2 November 2006

Suck the vote

/. points to an article over at Computerworld that provides a state-by-state overview of e-voting. Basic information on what each state has along with its legal requirements. Here's Georgia's. Ars Technica paints a bleak picture for anyone hoping to have their vote count:

[T]wo major new reports from independent research groups detail the myriad security breaches, and procedural and technical problems in the 2006 Ohio primaries; stories from early voting in Texas indicate that the paperless DREs in at least two counties may have a partisan bias; another major new report from the University of Connecticut details a whole raft of security vulnerabilities in Diebold's optical scan voting machines; finally, BlackBoxVoting.org has released "push this, pull here" instructions for multiple voting on a Sequoia DRE, no hacking skills necessary.

My initial impulse is that extra fear is being spread in order to exaggerate the problems and dissuade people from voting. That is: dissuade only the segment of the population that feels they'll be disenfranchised.
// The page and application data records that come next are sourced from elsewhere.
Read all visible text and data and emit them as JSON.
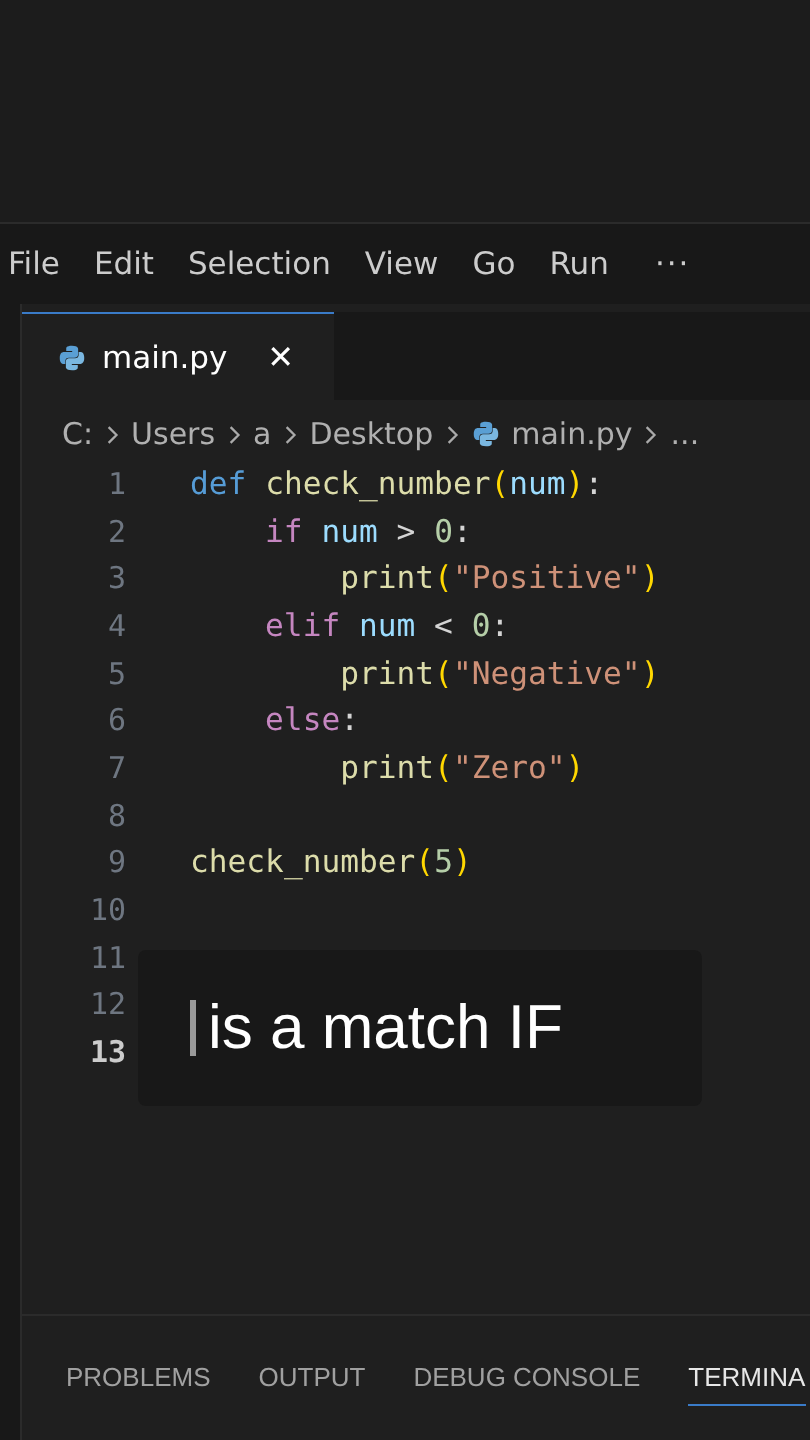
{
  "menu_bar": {
    "items": [
      "File",
      "Edit",
      "Selection",
      "View",
      "Go",
      "Run"
    ],
    "more": "···"
  },
  "tabs": [
    {
      "label": "main.py",
      "selected": true,
      "close": "✕"
    }
  ],
  "breadcrumb": {
    "parts": [
      "C:",
      "Users",
      "a",
      "Desktop"
    ],
    "file": "main.py",
    "more": "..."
  },
  "editor": {
    "lines": [
      {
        "number": "1",
        "current": false,
        "tokens": [
          {
            "kind": "keyword",
            "text": "def "
          },
          {
            "kind": "function",
            "text": "check_number"
          },
          {
            "kind": "paren",
            "text": "("
          },
          {
            "kind": "variable",
            "text": "num"
          },
          {
            "kind": "paren",
            "text": ")"
          },
          {
            "kind": "plain",
            "text": ":"
          }
        ],
        "children": [
          {
            "number": "2",
            "current": false,
            "tokens": [
              {
                "kind": "control",
                "text": "if "
              },
              {
                "kind": "variable",
                "text": "num"
              },
              {
                "kind": "plain",
                "text": " > "
              },
              {
                "kind": "number",
                "text": "0"
              },
              {
                "kind": "plain",
                "text": ":"
              }
            ],
            "children": [
              {
                "number": "3",
                "current": false,
                "tokens": [
                  {
                    "kind": "function",
                    "text": "print"
                  },
                  {
                    "kind": "paren",
                    "text": "("
                  },
                  {
                    "kind": "string",
                    "text": "\"Positive\""
                  },
                  {
                    "kind": "paren",
                    "text": ")"
                  }
                ]
              }
            ]
          },
          {
            "number": "4",
            "current": false,
            "tokens": [
              {
                "kind": "control",
                "text": "elif "
              },
              {
                "kind": "variable",
                "text": "num"
              },
              {
                "kind": "plain",
                "text": " < "
              },
              {
                "kind": "number",
                "text": "0"
              },
              {
                "kind": "plain",
                "text": ":"
              }
            ],
            "children": [
              {
                "number": "5",
                "current": false,
                "tokens": [
                  {
                    "kind": "function",
                    "text": "print"
                  },
                  {
                    "kind": "paren",
                    "text": "("
                  },
                  {
                    "kind": "string",
                    "text": "\"Negative\""
                  },
                  {
                    "kind": "paren",
                    "text": ")"
                  }
                ]
              }
            ]
          },
          {
            "number": "6",
            "current": false,
            "tokens": [
              {
                "kind": "control",
                "text": "else"
              },
              {
                "kind": "plain",
                "text": ":"
              }
            ],
            "children": [
              {
                "number": "7",
                "current": false,
                "tokens": [
                  {
                    "kind": "function",
                    "text": "print"
                  },
                  {
                    "kind": "paren",
                    "text": "("
                  },
                  {
                    "kind": "string",
                    "text": "\"Zero\""
                  },
                  {
                    "kind": "paren",
                    "text": ")"
                  }
                ]
              }
            ]
          },
          {
            "number": "8",
            "current": false
          }
        ]
      },
      {
        "number": "9",
        "current": false,
        "tokens": [
          {
            "kind": "function",
            "text": "check_number"
          },
          {
            "kind": "paren",
            "text": "("
          },
          {
            "kind": "number",
            "text": "5"
          },
          {
            "kind": "paren",
            "text": ")"
          }
        ]
      },
      {
        "number": "10",
        "current": false
      },
      {
        "number": "11",
        "current": false
      },
      {
        "number": "12",
        "current": false
      },
      {
        "number": "13",
        "current": true
      }
    ]
  },
  "caption": {
    "text": "is a match IF"
  },
  "panel_tabs": [
    {
      "label": "PROBLEMS",
      "selected": false
    },
    {
      "label": "OUTPUT",
      "selected": false
    },
    {
      "label": "DEBUG CONSOLE",
      "selected": false
    },
    {
      "label": "TERMINA",
      "selected": true
    }
  ]
}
I'm tired of being the fringe person that has to bring up the subject of 2004 electoral fraud and be treated like I'm praising the scientific honesty of Chariots of the Gods? Still, the more Rolling Stone articles and Ars Technica editorials I read and the more I feel that maybe the sky is falling and people just don't care. The current alerts about Diebold, although they could be considered within acceptable fault range, hold more weight coming after the research of the Kennedy article. What appears to be paranoia just isn't so.

I heard on NPR that the next generation (13-19?) trusts the UN more than the US government. Nice. That one good thing that will come out of the corruption and deceit of the Bush administration.

[ updated 3 Nov 2006 ]

Technology voter guide via Declan McCullagh on CNET. Lists tech-related votes brought up in Congress and rates each Senator (16 issues voted) and Representative (20 issues voted) on each vote (tech-friendly, tech-unfriendly). Here's a map to click on Georgia.

[ updated 6 Nov 2006 ]

AJC voters' guide. The same link is updated every year. Georgia elections rules and Candidate info from VOTE411.org.

[ posted by sstrader on 2 November 2006 at 5:26:48 PM in Politics ]